● **Your task**
Apart from the pictures, every entry must be retyped exactly.

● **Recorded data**
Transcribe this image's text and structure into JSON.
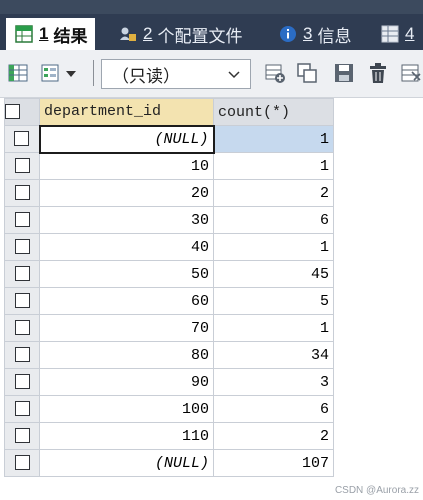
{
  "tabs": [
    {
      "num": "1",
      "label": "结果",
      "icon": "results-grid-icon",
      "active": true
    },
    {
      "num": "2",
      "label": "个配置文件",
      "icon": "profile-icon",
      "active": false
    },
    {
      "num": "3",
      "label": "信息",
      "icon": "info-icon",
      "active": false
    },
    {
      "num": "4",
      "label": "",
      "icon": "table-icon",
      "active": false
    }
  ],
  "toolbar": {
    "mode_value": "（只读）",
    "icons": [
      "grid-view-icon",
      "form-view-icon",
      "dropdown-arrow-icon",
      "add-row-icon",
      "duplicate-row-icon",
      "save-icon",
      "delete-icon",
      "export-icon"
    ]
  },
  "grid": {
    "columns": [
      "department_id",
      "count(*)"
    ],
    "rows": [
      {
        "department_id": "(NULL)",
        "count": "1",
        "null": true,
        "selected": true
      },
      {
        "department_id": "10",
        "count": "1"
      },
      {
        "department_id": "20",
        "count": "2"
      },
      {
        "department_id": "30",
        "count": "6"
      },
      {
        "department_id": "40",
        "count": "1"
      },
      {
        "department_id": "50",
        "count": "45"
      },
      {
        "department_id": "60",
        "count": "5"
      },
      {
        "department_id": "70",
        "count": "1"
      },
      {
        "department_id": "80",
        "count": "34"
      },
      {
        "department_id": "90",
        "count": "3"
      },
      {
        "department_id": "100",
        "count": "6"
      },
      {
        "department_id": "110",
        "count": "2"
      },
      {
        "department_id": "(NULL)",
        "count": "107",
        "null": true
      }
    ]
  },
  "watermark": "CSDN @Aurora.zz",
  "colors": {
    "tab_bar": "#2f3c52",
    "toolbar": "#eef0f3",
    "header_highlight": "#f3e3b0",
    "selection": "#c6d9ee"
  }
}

● **Task answer**
Transcribe this image's text and structure into JSON.
{
  "tabs": [
    {
      "num": "1",
      "label": "结果",
      "icon": "results-grid-icon",
      "active": true
    },
    {
      "num": "2",
      "label": "个配置文件",
      "icon": "profile-icon",
      "active": false
    },
    {
      "num": "3",
      "label": "信息",
      "icon": "info-icon",
      "active": false
    },
    {
      "num": "4",
      "label": "",
      "icon": "table-icon",
      "active": false
    }
  ],
  "toolbar": {
    "mode_value": "（只读）",
    "icons": [
      "grid-view-icon",
      "form-view-icon",
      "dropdown-arrow-icon",
      "add-row-icon",
      "duplicate-row-icon",
      "save-icon",
      "delete-icon",
      "export-icon"
    ]
  },
  "grid": {
    "columns": [
      "department_id",
      "count(*)"
    ],
    "rows": [
      {
        "department_id": "(NULL)",
        "count": "1",
        "null": true,
        "selected": true
      },
      {
        "department_id": "10",
        "count": "1"
      },
      {
        "department_id": "20",
        "count": "2"
      },
      {
        "department_id": "30",
        "count": "6"
      },
      {
        "department_id": "40",
        "count": "1"
      },
      {
        "department_id": "50",
        "count": "45"
      },
      {
        "department_id": "60",
        "count": "5"
      },
      {
        "department_id": "70",
        "count": "1"
      },
      {
        "department_id": "80",
        "count": "34"
      },
      {
        "department_id": "90",
        "count": "3"
      },
      {
        "department_id": "100",
        "count": "6"
      },
      {
        "department_id": "110",
        "count": "2"
      },
      {
        "department_id": "(NULL)",
        "count": "107",
        "null": true
      }
    ]
  },
  "watermark": "CSDN @Aurora.zz",
  "colors": {
    "tab_bar": "#2f3c52",
    "toolbar": "#eef0f3",
    "header_highlight": "#f3e3b0",
    "selection": "#c6d9ee"
  }
}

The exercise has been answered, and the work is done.